● **Problem to solve**: For the string "icon", search the entries below and copy every line where it appears.

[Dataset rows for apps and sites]
====

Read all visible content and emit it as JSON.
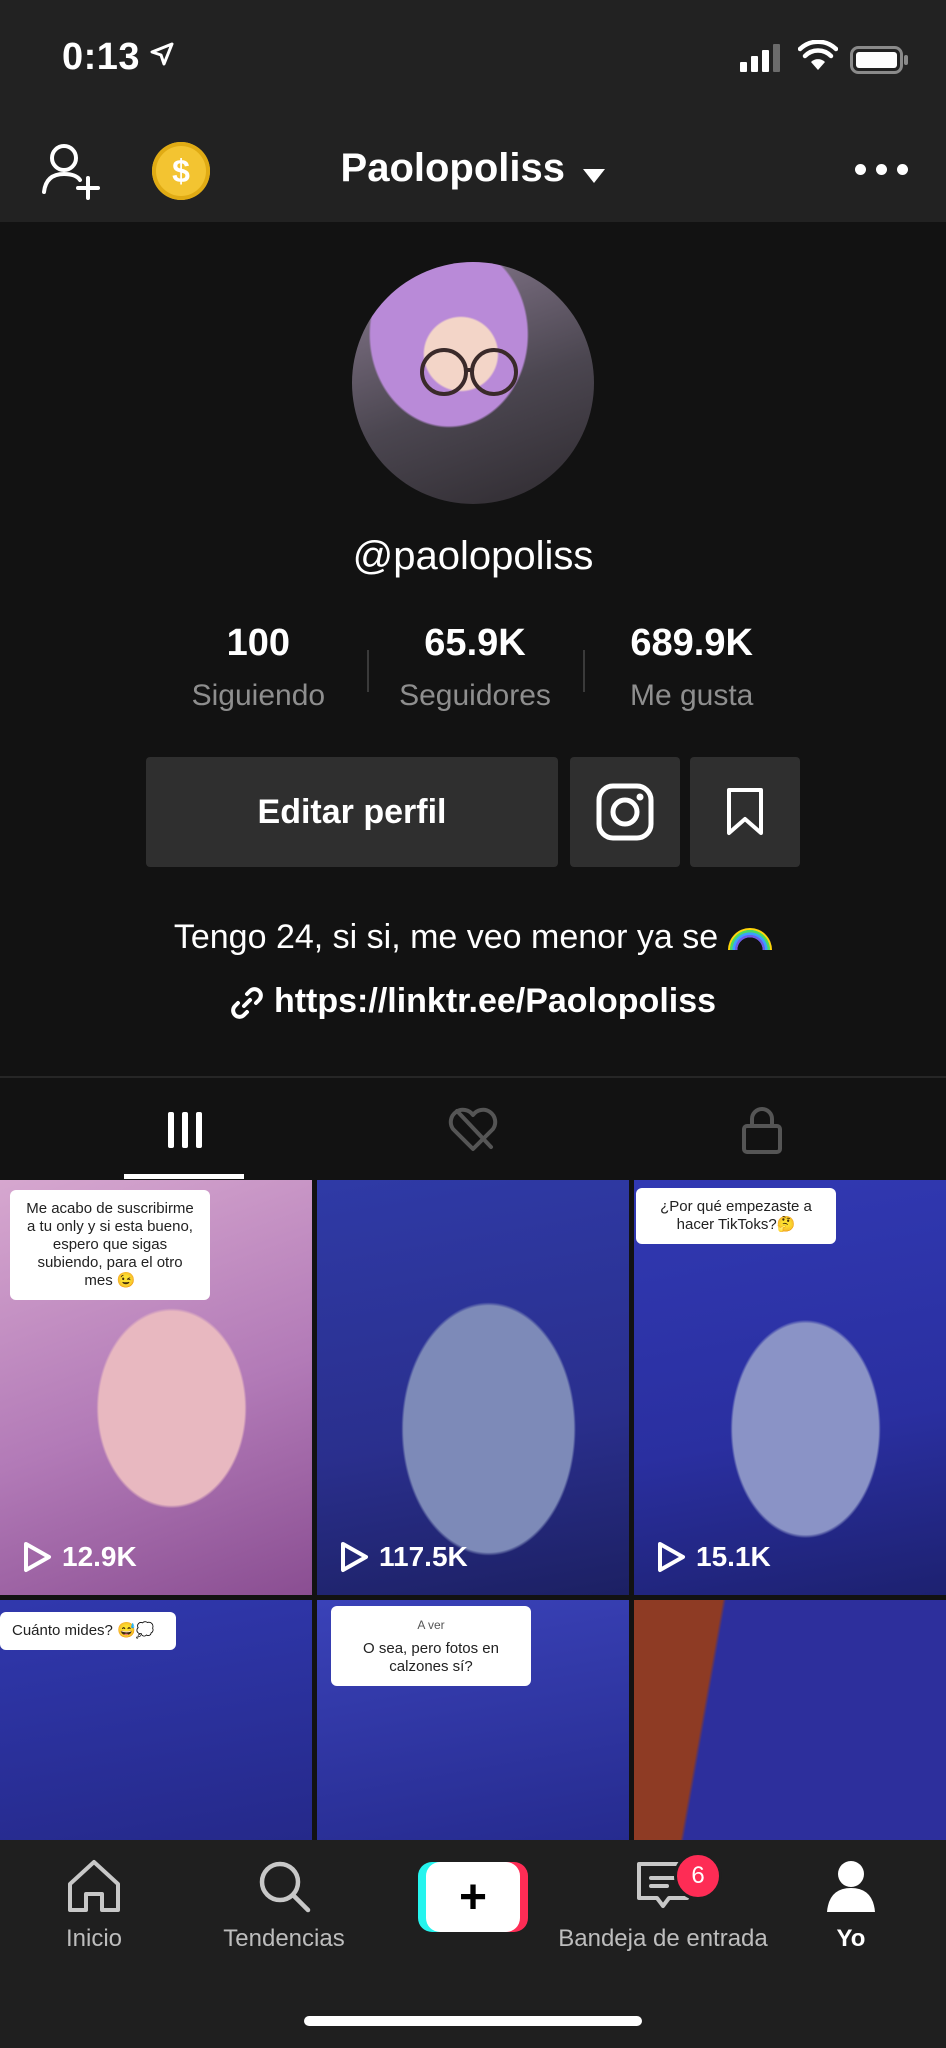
{
  "status_bar": {
    "time": "0:13"
  },
  "header": {
    "account_name": "Paolopoliss"
  },
  "profile": {
    "username": "@paolopoliss",
    "stats": [
      {
        "value": "100",
        "label": "Siguiendo"
      },
      {
        "value": "65.9K",
        "label": "Seguidores"
      },
      {
        "value": "689.9K",
        "label": "Me gusta"
      }
    ],
    "edit_button": "Editar perfil",
    "bio": "Tengo 24, si si, me veo menor ya se",
    "link": "https://linktr.ee/Paolopoliss"
  },
  "videos": [
    {
      "caption": "Me acabo de suscribirme a tu only y si esta bueno, espero que sigas subiendo, para el otro mes 😉",
      "plays": "12.9K"
    },
    {
      "caption": "",
      "plays": "117.5K"
    },
    {
      "caption": "¿Por qué empezaste a hacer TikToks?🤔",
      "plays": "15.1K"
    },
    {
      "caption": "Cuánto mides? 😅💭",
      "plays": ""
    },
    {
      "header": "A ver",
      "caption": "O sea, pero fotos en calzones sí?",
      "plays": ""
    },
    {
      "caption": "",
      "plays": ""
    }
  ],
  "bottom_nav": {
    "items": [
      {
        "label": "Inicio",
        "icon": "home-icon"
      },
      {
        "label": "Tendencias",
        "icon": "search-icon"
      },
      {
        "label": "",
        "icon": "plus-icon"
      },
      {
        "label": "Bandeja de entrada",
        "icon": "inbox-icon"
      },
      {
        "label": "Yo",
        "icon": "profile-icon"
      }
    ],
    "inbox_badge": "6"
  },
  "colors": {
    "background": "#121212",
    "accent_red": "#fe2c55",
    "accent_cyan": "#25f4ee",
    "coin": "#f3c431"
  }
}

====

● **Task output**:
        "icon": "home-icon"
        "icon": "search-icon"
        "icon": "plus-icon"
        "icon": "inbox-icon"
        "icon": "profile-icon"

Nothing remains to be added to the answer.